It’s the infuriating buzzer – Loud Terrible Mighty - on a hangover. I work in a listed building with a blue plaque on the outside wall; somebody important lived or worked or died here. The buzzer’s right by the door beneath the blue circle, a dusty plated moon embossed with letters that once shone, wondering every time I find one (Look hey, spotted another!) whether these blue plaques will pop up ad infinitum across the country until every house and every space of wall is covered with a plaque noting someone of worth, maybe someone of birth, but that won’t happen – funding cuts.
Oh furgdsake let the guy in. The guy has been let in.
‘Dick there’s a chap here who’s come to measure the carpets or something, do you know anything about that?’ We wait for the answers that travel down the wire, ‘Right I’ll send him up. Cheerio.’
Receiver goes down; measuring-tape man goes up. The stairs are carpeted with what looks like velvet, ostentatious flooring if you ask me, but you can never tell what’s up with things like this can you?

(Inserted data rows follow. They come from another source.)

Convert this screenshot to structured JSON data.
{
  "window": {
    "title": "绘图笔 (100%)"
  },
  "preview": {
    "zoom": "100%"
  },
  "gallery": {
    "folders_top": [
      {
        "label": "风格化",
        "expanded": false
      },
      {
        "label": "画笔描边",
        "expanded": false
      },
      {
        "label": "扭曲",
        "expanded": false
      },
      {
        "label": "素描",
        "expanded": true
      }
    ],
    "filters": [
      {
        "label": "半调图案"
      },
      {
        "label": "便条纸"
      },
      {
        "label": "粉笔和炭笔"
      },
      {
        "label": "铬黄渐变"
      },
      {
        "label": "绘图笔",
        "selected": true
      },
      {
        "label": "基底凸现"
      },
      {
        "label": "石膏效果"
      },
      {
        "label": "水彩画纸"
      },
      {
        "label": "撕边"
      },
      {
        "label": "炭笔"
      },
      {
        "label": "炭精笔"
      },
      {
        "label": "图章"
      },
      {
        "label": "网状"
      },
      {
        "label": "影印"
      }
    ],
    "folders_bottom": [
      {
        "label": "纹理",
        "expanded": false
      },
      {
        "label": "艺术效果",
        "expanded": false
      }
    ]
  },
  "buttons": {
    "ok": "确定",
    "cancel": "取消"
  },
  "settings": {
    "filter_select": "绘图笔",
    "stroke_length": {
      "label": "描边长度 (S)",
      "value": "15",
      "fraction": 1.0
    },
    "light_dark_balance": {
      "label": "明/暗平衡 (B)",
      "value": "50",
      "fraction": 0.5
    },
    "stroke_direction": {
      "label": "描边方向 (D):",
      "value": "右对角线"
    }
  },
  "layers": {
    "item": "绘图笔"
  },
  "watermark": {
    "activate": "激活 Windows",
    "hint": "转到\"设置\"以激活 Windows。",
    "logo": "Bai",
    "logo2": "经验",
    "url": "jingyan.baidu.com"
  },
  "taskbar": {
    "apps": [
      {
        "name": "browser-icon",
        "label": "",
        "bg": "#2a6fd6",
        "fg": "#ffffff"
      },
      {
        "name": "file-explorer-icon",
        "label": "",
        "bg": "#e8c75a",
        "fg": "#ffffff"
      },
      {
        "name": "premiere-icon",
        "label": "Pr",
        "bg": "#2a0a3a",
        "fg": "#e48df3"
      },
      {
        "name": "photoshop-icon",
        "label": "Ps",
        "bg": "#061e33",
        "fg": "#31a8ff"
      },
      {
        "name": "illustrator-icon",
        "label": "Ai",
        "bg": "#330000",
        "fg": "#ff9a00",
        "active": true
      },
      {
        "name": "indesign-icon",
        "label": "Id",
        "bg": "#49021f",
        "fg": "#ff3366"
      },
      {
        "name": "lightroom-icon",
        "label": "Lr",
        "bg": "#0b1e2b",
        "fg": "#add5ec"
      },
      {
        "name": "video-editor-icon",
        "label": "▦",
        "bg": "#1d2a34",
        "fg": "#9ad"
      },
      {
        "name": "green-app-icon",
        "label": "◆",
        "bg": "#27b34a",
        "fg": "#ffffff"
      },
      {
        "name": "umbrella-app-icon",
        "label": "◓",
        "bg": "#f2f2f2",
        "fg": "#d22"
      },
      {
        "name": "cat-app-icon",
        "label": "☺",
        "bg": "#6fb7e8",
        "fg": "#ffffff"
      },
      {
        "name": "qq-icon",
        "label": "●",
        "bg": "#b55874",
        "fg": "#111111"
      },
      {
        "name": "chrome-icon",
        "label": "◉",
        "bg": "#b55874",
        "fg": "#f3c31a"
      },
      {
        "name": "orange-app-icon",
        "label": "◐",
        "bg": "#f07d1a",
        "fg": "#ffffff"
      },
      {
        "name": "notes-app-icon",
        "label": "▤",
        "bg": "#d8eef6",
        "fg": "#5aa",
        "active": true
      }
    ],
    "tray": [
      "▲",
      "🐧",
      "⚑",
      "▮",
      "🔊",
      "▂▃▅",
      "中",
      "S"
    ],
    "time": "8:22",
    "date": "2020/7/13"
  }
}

Like 4-ply toilet roll as opposed to the Basics range, the former will outprice the latter but the feeling on the cheeks and the necessity of hygiene should not be forsaken. Thick pile carpets. Perhaps they’re an investment, or taste, like the wood panelling covering those boardroom walls. Hardwood panels look like relics unearthed from a ginormous chocolate box; blocks etched in with grooves and stuck down with saliva. Never melts though, it’s Dickensian cold in there.
And again again, when will there be Peace On Earth? This time the commander-in-chief descends the staircase, lapels of his blazer flap with every bound: down one step two, down another step two. He is plump with a stride and affable. One admires the consistency about him. Right arm outstretched and a friendly grasp, the adversaries shake hands and ascend the fluffy-dustiness rocking bannisters as they go.
‘New. Router. Set-Up.'
That’s his entrance and his introduction. Flummoxes the captain - manning the phones and guarding the locked doors and stirring the cafetiere over there.
‘Is that something to do with the Internet?’
‘Yes. I’m here for the migration. I think that’s what er – Sara? Sally? Sandy?’
‘Sandra is it?’
‘Yeah that’s her.’
‘Well Sandra’s not in today,’ there’s the sigh of the recognition of a problem expelled from the captain’s lungs. In his heyday he wore a sharp suit and hat with a brim, possibly a trilby and an understated watch. Blue cigarette smoke filled the rooms. That was back then and now he’s hesitant about the concept of a router, aren’t we all captain aren’t we all.
‘Let me see if she’s in…’
The man with the purpose of the web rummages over boxes and passes through piles of paper stacked up with no discernible purpose. The captain stacked those, over 40 years he’s been doing it, I watched him place a sheet upon a stack once - it was lyrical and effortlessly unconsidered. Continue we must and the phones will ring, the curtains will hang and the minute details of everyday humdrum will blur into one long life split in two: day and night.
‘They need to reconfigure the firewall.’
‘They need to re-con-fig-ure the fire-wall?’ Looking up from his papers and letting out another sigh tempered by stale coffee, quite flatly put, ‘Who are they and what is that?’
And I live for the mediocre goings-on of another day.